# AIM OF THE TASK:
Write out every entry exactly as given, but omit the pictures.

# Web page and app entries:
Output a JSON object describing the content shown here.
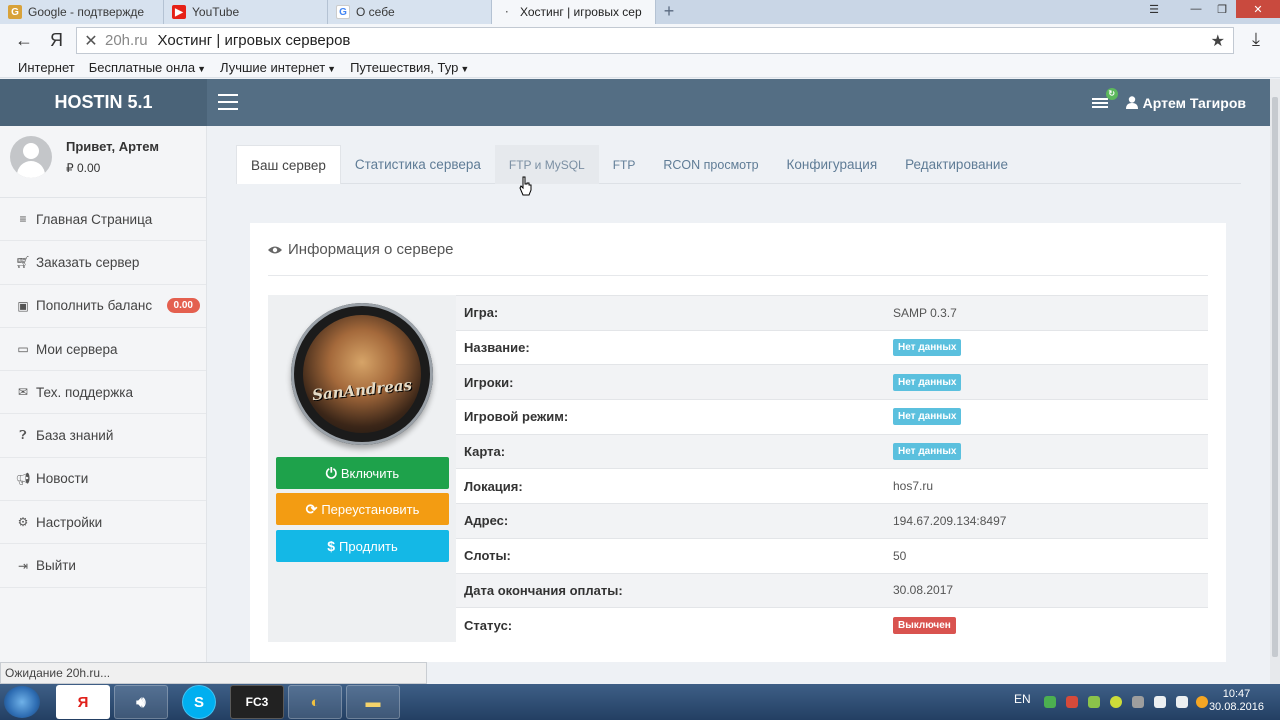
{
  "browser": {
    "tabs": [
      {
        "label": "Google - подтвержде"
      },
      {
        "label": "YouTube"
      },
      {
        "label": "О себе"
      },
      {
        "label": "Хостинг | игровых сер"
      }
    ],
    "address": {
      "domain": "20h.ru",
      "title": "Хостинг | игровых серверов"
    },
    "bookmarks": [
      {
        "label": "Интернет"
      },
      {
        "label": "Бесплатные онла"
      },
      {
        "label": "Лучшие интернет"
      },
      {
        "label": "Путешествия, Тур"
      }
    ],
    "status_text": "Ожидание 20h.ru..."
  },
  "site": {
    "brand": "HOSTIN 5.1",
    "user_name": "Артем Тагиров"
  },
  "sidebar": {
    "greeting": "Привет, Артем",
    "balance": "₽ 0.00",
    "items": [
      {
        "label": "Главная Страница",
        "icon": "list-icon"
      },
      {
        "label": "Заказать сервер",
        "icon": "cart-icon"
      },
      {
        "label": "Пополнить баланс",
        "icon": "money-icon",
        "badge": "0.00"
      },
      {
        "label": "Мои сервера",
        "icon": "laptop-icon"
      },
      {
        "label": "Тех. поддержка",
        "icon": "envelope-icon"
      },
      {
        "label": "База знаний",
        "icon": "question-icon"
      },
      {
        "label": "Новости",
        "icon": "bullhorn-icon"
      },
      {
        "label": "Настройки",
        "icon": "gears-icon"
      },
      {
        "label": "Выйти",
        "icon": "sign-out-icon"
      }
    ]
  },
  "tabs": [
    {
      "label": "Ваш сервер"
    },
    {
      "label": "Статистика сервера"
    },
    {
      "label": "FTP и MySQL"
    },
    {
      "label": "FTP"
    },
    {
      "label": "RCON просмотр"
    },
    {
      "label": "Конфигурация"
    },
    {
      "label": "Редактирование"
    }
  ],
  "panel": {
    "title": "Информация о сервере",
    "logo_text": "SanAndreas",
    "buttons": {
      "start": "Включить",
      "reinstall": "Переустановить",
      "renew": "Продлить"
    },
    "rows": [
      {
        "key": "Игра:",
        "value": "SAMP 0.3.7",
        "type": "text"
      },
      {
        "key": "Название:",
        "value": "Нет данных",
        "type": "info"
      },
      {
        "key": "Игроки:",
        "value": "Нет данных",
        "type": "info"
      },
      {
        "key": "Игровой режим:",
        "value": "Нет данных",
        "type": "info"
      },
      {
        "key": "Карта:",
        "value": "Нет данных",
        "type": "info"
      },
      {
        "key": "Локация:",
        "value": "hos7.ru",
        "type": "text"
      },
      {
        "key": "Адрес:",
        "value": "194.67.209.134:8497",
        "type": "text"
      },
      {
        "key": "Слоты:",
        "value": "50",
        "type": "text"
      },
      {
        "key": "Дата окончания оплаты:",
        "value": "30.08.2017",
        "type": "text"
      },
      {
        "key": "Статус:",
        "value": "Выключен",
        "type": "danger"
      }
    ]
  },
  "taskbar": {
    "lang": "EN",
    "time": "10:47",
    "date": "30.08.2016",
    "apps": [
      "Я",
      "",
      "S",
      "FC3",
      "",
      ""
    ]
  },
  "colors": {
    "header": "#546e84",
    "green": "#1ea24b",
    "orange": "#f39c12",
    "cyan": "#14b8e6",
    "badge_info": "#5bc0de",
    "badge_danger": "#d9534f"
  }
}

# WRITTEN SOLUTION:
Output a JSON object describing the content shown here.
{
  "browser": {
    "tabs": [
      {
        "label": "Google - подтвержде"
      },
      {
        "label": "YouTube"
      },
      {
        "label": "О себе"
      },
      {
        "label": "Хостинг | игровых сер"
      }
    ],
    "address": {
      "domain": "20h.ru",
      "title": "Хостинг | игровых серверов"
    },
    "bookmarks": [
      {
        "label": "Интернет"
      },
      {
        "label": "Бесплатные онла"
      },
      {
        "label": "Лучшие интернет"
      },
      {
        "label": "Путешествия, Тур"
      }
    ],
    "status_text": "Ожидание 20h.ru..."
  },
  "site": {
    "brand": "HOSTIN 5.1",
    "user_name": "Артем Тагиров"
  },
  "sidebar": {
    "greeting": "Привет, Артем",
    "balance": "₽ 0.00",
    "items": [
      {
        "label": "Главная Страница",
        "icon": "list-icon"
      },
      {
        "label": "Заказать сервер",
        "icon": "cart-icon"
      },
      {
        "label": "Пополнить баланс",
        "icon": "money-icon",
        "badge": "0.00"
      },
      {
        "label": "Мои сервера",
        "icon": "laptop-icon"
      },
      {
        "label": "Тех. поддержка",
        "icon": "envelope-icon"
      },
      {
        "label": "База знаний",
        "icon": "question-icon"
      },
      {
        "label": "Новости",
        "icon": "bullhorn-icon"
      },
      {
        "label": "Настройки",
        "icon": "gears-icon"
      },
      {
        "label": "Выйти",
        "icon": "sign-out-icon"
      }
    ]
  },
  "tabs": [
    {
      "label": "Ваш сервер"
    },
    {
      "label": "Статистика сервера"
    },
    {
      "label": "FTP и MySQL"
    },
    {
      "label": "FTP"
    },
    {
      "label": "RCON просмотр"
    },
    {
      "label": "Конфигурация"
    },
    {
      "label": "Редактирование"
    }
  ],
  "panel": {
    "title": "Информация о сервере",
    "logo_text": "SanAndreas",
    "buttons": {
      "start": "Включить",
      "reinstall": "Переустановить",
      "renew": "Продлить"
    },
    "rows": [
      {
        "key": "Игра:",
        "value": "SAMP 0.3.7",
        "type": "text"
      },
      {
        "key": "Название:",
        "value": "Нет данных",
        "type": "info"
      },
      {
        "key": "Игроки:",
        "value": "Нет данных",
        "type": "info"
      },
      {
        "key": "Игровой режим:",
        "value": "Нет данных",
        "type": "info"
      },
      {
        "key": "Карта:",
        "value": "Нет данных",
        "type": "info"
      },
      {
        "key": "Локация:",
        "value": "hos7.ru",
        "type": "text"
      },
      {
        "key": "Адрес:",
        "value": "194.67.209.134:8497",
        "type": "text"
      },
      {
        "key": "Слоты:",
        "value": "50",
        "type": "text"
      },
      {
        "key": "Дата окончания оплаты:",
        "value": "30.08.2017",
        "type": "text"
      },
      {
        "key": "Статус:",
        "value": "Выключен",
        "type": "danger"
      }
    ]
  },
  "taskbar": {
    "lang": "EN",
    "time": "10:47",
    "date": "30.08.2016",
    "apps": [
      "Я",
      "",
      "S",
      "FC3",
      "",
      ""
    ]
  },
  "colors": {
    "header": "#546e84",
    "green": "#1ea24b",
    "orange": "#f39c12",
    "cyan": "#14b8e6",
    "badge_info": "#5bc0de",
    "badge_danger": "#d9534f"
  }
}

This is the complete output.